Most upland bird hunters are familiar with the ups and downs of ruffed grouse populations. Such cycles of abundance and scarcity are typical of all grouses, ptarmigans, and even prairie chickens. The fluctuations are usually blamed on the weather-even sun spots-or on parallel cycles in the abundance and scarcity of predators.
But Peter J. Hudson of the University of Stirling in Scotland had a hunch that predator cycles were more reactive than causative. He believed parasitic worms are more central to grouse cycles than are foxes or hawks.
In his long-term study, Hudson and a team of graduate students medicated 3,000 birds in three different populations of Scottish red grouse. The treated birds thrived, even when most others died during the "down cycle."
After the fallen populations recovered, Hudson left two of his test groups untreated while continuing to medicate the third. Most of the untreated birds perished when red grouse numbers plummeted four years later, but Hudson's medicated birds continued to flourish.

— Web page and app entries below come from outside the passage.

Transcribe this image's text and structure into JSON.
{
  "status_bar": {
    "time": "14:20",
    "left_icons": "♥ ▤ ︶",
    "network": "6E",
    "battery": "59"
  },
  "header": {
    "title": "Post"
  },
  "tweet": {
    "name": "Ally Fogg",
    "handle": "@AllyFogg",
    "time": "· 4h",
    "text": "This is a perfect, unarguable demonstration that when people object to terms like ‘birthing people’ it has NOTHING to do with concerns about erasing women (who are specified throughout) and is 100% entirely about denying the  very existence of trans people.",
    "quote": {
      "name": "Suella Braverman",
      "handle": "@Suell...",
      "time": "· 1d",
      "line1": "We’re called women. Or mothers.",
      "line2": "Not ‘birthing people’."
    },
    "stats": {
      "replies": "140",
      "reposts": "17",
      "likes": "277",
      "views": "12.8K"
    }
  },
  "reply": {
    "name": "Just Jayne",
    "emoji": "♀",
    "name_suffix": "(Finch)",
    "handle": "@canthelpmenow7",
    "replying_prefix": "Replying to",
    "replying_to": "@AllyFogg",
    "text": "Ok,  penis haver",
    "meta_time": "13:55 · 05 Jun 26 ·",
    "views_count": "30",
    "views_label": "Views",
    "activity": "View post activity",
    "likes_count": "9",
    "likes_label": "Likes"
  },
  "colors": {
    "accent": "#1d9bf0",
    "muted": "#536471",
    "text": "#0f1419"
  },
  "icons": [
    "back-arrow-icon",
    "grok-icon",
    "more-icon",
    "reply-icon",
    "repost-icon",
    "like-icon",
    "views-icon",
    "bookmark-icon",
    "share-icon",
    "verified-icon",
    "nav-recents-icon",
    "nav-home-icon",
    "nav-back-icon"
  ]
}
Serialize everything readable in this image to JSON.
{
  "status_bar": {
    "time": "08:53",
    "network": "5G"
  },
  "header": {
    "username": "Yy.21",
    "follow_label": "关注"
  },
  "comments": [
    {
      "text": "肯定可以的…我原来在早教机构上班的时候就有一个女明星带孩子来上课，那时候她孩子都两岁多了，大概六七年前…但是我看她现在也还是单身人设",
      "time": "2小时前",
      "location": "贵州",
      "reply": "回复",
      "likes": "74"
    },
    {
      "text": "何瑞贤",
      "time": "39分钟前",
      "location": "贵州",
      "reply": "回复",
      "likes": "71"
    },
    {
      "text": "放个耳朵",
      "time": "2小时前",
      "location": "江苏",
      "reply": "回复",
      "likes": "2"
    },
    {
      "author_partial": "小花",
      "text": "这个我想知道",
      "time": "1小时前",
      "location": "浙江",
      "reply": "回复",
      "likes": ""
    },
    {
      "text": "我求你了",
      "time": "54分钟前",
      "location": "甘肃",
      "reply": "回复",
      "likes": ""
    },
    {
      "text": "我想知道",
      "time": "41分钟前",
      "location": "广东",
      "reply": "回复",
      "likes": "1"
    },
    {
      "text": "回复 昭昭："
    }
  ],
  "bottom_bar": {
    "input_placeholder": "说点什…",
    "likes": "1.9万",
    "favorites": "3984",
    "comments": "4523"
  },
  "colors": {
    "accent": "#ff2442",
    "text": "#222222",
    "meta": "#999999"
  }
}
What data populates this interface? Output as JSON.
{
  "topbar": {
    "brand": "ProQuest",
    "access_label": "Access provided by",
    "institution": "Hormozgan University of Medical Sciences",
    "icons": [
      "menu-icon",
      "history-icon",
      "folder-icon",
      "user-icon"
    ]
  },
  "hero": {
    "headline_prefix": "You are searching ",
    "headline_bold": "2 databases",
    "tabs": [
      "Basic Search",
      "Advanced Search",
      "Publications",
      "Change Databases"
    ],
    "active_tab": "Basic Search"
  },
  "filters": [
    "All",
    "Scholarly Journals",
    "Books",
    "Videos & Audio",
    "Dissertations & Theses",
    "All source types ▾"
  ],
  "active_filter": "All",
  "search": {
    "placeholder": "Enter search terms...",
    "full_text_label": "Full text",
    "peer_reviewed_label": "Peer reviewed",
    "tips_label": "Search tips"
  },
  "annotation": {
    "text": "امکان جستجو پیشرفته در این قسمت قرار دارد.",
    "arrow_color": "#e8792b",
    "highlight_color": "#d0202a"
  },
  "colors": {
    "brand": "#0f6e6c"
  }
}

Grouse numbers may still be affected by weather and predators, but the triggering mechanism for declines seems to be parasitic infestations. As Hudson summed up, "This is the first time we've proven what causes a population cycle."